The Deepin desktop design is snazzy yet simple to use. It somewhat resembles GNOME 3 without the annoyances that keep me from regularly using GNOME 3.
The Deepin Desktop Environment looks elegant. Its simplicity, coupled with improved functionality and configurability, make it a nice choice for those looking for something new.
Deepin masks some of the stumbling blocks new users encounter when learning about the Linux OS. Like XFCE, Deepin works out of the box with nothing to adjust or configure to get it working.
Power users may not like the simplicity, however. DDE lacks much in the way of special effects, like GNOME. But the DDE design is inviting nonetheless.
I am not a fan of GNOME 3. It has too many design quirks for my liking. The DDE environment has some of the design elements found in GNOME 3 with just enough user interface modification to make it a superior alternative.
Look and Feel
Deepin’s home screen is starkly simple. With a starfield-speckled light blue background and a dock bar at the bottom, it could not be much more user-friendly. Go to the settings array to select from a collection of more colorful background images.
You can add some often-used applications to the preconfigured array already on the dock bar. If you do not like the icon-less screen, you can right-click on the menu to place app launchers in plain view.
The docking bar at the bottom of the screen shows 13 icons. Clicking an icon launches an application. When you open a program, its icon joins the dock bar and is displayed with a light indicator under it.
The first icon on the left end of the dock bar is the main default launcher. Click it to display rows of application icons to fill the screen. You can click a button in the upper right corner to reduce the full-screen display to a smaller window.
In the settings panel, you can configure different corner actions. For example, push the mouse pointer into a designated corner to slide the settings panel from the right edge of the screen. Push the mouse pointer into another corner to view rows of application icons.
In menu screen display mode, a small button near the upper left corner of the screen opens an icon-based list of application categories and the installed apps for each category. Click anywhere on the screen to return to the home screen.
Two features in DDE make this desktop environment much improved over GNOME 3. One is the ability to set the mouse aside in favor of using dozens of keyboard shortcuts. You can see the full list and edit the assigned shortcuts in the settings panel.
The other is using virtual workspaces. Click the multitasking view button on the dock bar to see an Expo-style screen display. Mini views of each workspace appear at the top of the screen. Click the corner X to remove that workspace. click the Plus screen on the top right to add a workspace.
Moving among the virtual workspaces is done by clicking the mini screen or the vertical panels on the left and right screen edges.

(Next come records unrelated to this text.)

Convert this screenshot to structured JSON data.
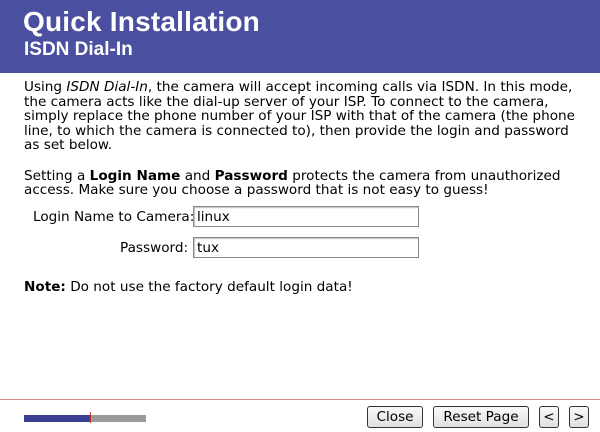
{
  "header": {
    "title": "Quick Installation",
    "subtitle": "ISDN Dial-In"
  },
  "intro": {
    "prefix": "Using ",
    "term": "ISDN Dial-In",
    "rest": ", the camera will accept incoming calls via ISDN. In this mode, the camera acts like the dial-up server of your ISP. To connect to the camera, simply replace the phone number of your ISP with that of the camera (the phone line, to which the camera is connected to), then provide the login and password as set below."
  },
  "security": {
    "part1": "Setting a ",
    "login_term": "Login Name",
    "part2": " and ",
    "password_term": "Password",
    "part3": " protects the camera from unauthorized access. Make sure you choose a password that is not easy to guess!"
  },
  "form": {
    "login_label": "Login Name to Camera:",
    "login_value": "linux",
    "password_label": "Password:",
    "password_value": "tux"
  },
  "note": {
    "label": "Note:",
    "text": " Do not use the factory default login data!"
  },
  "footer": {
    "progress_fraction": 0.54,
    "close_label": "Close",
    "reset_label": "Reset Page",
    "prev_label": "<",
    "next_label": ">"
  },
  "colors": {
    "header_bg": "#4a4fa0",
    "progress_fill": "#3b3f94",
    "progress_track": "#9a9a9a",
    "progress_marker": "#c0392b"
  }
}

You also can swipe the touchpad or touchscreen to navigate.
Deepin lacks a right-click menu to move an open window to another workspace, but you can click and drag at will when in multitasking view mode. You also can right-click on the desktop to access a variety of system actions.
The Pardus Community Edition offers
24×7 live technical support. Its goal is to find solutions to users’ problems rapidly through constantly available help agents and access to an active user forum. Storage applications are added and removed in line with users’ requests.
The more current versions and more organized website make the Pardus Enterprise Edition a better choice. Unless you have a diehard attraction for XFCE, the Deepin desktop is a worthy alternative.
Want to Suggest a Review?
Is there a Linux software application or distro you’d like to suggest for review? Something you love or would like to get to know?
email your ideas to me, and I’ll consider them for a future Linux Picks and Pans column.
And use the Reader Comments feature below to provide your input!